The book is a Humanist Bible, written by AC Grayling in the editorial style of the Bible or Quran.
I’m personally deriving great pleasure from reading what is, in essence, a philosopher’s Bible. It reads like scripture and contains the philosophical books of Genesis, Wisdom, Parables, Concord (on friendship), Lamentations, Consolations, Sages, Songs, Histories, Proverbs, The Lawgiver, Acts, Epistles, and The Good.
The Humanist Bible makes no mention of Gods or the supernatural. It focuses, instead, on wholesome philosophy and on the value of wisdom traditions. It also does not cite its sources, so it’s not for people in the academic world who are concerned about such things. It’s meant to be used as scripture in liturgy (Humanist weddings, funerals, etc.) or for inspiration and study of philosophy and in the development of our own wisdom traditions. Here are some quotes:
“The first inquirers named nature’s elements atoms, matter, seeds, primal bodies, and understood that they are coeval with the world; They saw that nothing comes from nothing, so that discovering the elements reveals how the things of nature exist and evolve. Fear holds dominion over people when they understand little, and need simple stories and legends to comfort and explain; But legends and the ignorance that give them birth are a house of limitation and darkness. Knowledge is freedom, freedom from ignorance and its offspring fear; knowledge is light and liberation.” - Genesis 2:7-11
Who lies down with dogs will rise with fleas. - Proverbs 34:8
Each chapter in Proverbs deals with a specific subject. I was very surprised to find many aspects of Epicurean cosmology in the book of Genesis, which teaches a naturalist version of the Biblical Genesis, including the Epicurean doctrine that “nothing comes from nothing”.
My favorite books were Parables, which reads like a philosophical 1001 Nights, and the Lawmaker which is a complete introductory course in the philosophy of leadership and gives a LOT of useful and pragmatic advise on tact, on alliances, on delegating tasks, strategy, etc.

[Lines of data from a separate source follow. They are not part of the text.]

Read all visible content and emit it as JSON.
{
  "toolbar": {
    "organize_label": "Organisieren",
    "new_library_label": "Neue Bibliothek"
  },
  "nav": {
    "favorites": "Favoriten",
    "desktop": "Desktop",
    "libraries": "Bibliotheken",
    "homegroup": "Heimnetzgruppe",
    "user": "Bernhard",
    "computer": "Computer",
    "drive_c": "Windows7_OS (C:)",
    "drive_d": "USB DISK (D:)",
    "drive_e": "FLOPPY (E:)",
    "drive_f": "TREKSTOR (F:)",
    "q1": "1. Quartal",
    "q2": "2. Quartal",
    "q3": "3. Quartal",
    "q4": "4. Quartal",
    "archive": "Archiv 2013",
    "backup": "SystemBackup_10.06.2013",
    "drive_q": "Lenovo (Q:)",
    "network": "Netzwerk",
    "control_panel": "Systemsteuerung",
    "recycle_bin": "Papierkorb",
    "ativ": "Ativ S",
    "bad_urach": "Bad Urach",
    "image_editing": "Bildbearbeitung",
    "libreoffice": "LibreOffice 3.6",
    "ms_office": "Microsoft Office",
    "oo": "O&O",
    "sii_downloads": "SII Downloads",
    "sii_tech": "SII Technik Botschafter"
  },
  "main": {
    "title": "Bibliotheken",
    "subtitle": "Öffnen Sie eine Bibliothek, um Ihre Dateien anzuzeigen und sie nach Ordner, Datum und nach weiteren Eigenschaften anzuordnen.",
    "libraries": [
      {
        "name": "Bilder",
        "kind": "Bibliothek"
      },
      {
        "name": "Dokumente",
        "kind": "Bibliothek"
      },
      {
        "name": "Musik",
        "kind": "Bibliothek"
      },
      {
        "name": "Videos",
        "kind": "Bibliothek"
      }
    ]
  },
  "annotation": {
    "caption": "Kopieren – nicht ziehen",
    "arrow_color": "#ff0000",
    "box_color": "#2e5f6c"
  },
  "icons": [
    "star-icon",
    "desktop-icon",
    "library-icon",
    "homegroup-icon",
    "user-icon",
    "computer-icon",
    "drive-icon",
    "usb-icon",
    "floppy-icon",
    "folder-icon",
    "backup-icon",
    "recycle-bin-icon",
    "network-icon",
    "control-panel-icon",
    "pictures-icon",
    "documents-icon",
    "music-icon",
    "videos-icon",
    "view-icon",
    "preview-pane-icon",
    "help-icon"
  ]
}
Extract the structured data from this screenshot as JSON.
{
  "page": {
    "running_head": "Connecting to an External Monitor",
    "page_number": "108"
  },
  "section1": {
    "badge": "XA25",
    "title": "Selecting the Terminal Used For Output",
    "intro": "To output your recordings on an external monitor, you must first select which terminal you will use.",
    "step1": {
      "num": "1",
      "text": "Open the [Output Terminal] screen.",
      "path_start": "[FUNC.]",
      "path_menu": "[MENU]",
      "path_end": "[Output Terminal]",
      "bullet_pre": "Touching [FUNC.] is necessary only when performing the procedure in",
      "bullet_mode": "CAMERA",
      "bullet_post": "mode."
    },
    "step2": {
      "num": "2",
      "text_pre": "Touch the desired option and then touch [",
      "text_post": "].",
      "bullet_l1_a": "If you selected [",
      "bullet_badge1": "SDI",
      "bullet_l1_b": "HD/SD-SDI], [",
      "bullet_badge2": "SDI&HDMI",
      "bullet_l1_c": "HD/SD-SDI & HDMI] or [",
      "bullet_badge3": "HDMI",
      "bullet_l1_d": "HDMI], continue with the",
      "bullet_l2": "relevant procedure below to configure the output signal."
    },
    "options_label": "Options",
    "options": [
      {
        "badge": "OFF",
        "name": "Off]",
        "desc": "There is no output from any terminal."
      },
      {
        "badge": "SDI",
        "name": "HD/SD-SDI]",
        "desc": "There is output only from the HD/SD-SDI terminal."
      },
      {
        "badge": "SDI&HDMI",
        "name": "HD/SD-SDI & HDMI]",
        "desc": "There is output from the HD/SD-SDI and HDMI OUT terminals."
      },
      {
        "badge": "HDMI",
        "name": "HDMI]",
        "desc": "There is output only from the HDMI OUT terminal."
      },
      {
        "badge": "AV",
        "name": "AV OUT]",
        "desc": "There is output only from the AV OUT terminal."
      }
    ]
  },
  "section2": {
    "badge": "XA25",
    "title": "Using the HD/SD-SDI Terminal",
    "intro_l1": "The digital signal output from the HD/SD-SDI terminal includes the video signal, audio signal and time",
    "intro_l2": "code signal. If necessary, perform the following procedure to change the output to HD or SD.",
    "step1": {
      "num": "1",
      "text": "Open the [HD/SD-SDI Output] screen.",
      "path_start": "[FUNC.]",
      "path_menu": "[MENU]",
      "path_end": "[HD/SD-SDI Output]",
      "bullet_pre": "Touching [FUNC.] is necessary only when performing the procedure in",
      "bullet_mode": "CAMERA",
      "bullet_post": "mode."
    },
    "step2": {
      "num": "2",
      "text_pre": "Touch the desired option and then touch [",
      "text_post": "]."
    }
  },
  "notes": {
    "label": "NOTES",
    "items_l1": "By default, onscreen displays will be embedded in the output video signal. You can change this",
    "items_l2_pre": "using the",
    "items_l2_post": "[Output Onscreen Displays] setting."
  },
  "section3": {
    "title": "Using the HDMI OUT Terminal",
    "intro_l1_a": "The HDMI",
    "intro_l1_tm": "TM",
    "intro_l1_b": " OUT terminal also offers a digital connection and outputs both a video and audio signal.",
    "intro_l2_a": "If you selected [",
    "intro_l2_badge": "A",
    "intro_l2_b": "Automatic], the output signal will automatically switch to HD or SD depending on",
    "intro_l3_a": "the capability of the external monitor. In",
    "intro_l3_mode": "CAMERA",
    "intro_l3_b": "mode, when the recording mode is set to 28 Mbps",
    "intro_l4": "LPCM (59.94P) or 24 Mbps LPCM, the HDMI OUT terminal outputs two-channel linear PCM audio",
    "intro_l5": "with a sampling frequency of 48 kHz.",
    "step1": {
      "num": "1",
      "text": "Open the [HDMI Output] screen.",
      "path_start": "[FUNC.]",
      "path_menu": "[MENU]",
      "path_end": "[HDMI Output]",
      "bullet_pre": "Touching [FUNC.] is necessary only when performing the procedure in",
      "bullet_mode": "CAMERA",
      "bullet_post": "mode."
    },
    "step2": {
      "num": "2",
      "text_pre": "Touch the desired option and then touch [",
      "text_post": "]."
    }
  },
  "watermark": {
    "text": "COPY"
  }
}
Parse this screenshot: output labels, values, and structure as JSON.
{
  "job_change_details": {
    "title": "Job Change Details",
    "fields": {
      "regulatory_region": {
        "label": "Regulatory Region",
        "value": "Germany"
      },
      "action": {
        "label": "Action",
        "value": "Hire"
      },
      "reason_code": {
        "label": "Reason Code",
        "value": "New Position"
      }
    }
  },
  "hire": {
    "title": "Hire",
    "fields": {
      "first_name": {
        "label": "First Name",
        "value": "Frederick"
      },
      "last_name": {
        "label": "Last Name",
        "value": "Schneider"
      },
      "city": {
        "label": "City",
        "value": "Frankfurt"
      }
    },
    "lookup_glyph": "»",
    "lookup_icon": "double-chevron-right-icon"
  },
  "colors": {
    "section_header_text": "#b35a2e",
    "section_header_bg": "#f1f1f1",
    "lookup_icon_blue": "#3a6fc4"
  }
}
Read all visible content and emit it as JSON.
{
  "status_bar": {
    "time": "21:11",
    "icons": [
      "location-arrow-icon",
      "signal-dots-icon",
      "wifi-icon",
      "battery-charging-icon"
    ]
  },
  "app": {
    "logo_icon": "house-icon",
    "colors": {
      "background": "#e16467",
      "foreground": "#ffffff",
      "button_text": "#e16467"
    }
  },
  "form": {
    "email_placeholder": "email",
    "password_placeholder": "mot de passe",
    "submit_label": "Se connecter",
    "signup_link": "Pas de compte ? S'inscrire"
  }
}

The Good Book, again, is HUGE and meant for inspiration; reading it is a long-term task. It won’t be read in one sitting. (There’s a Good Book study group on atheist nexus but it’s not too active)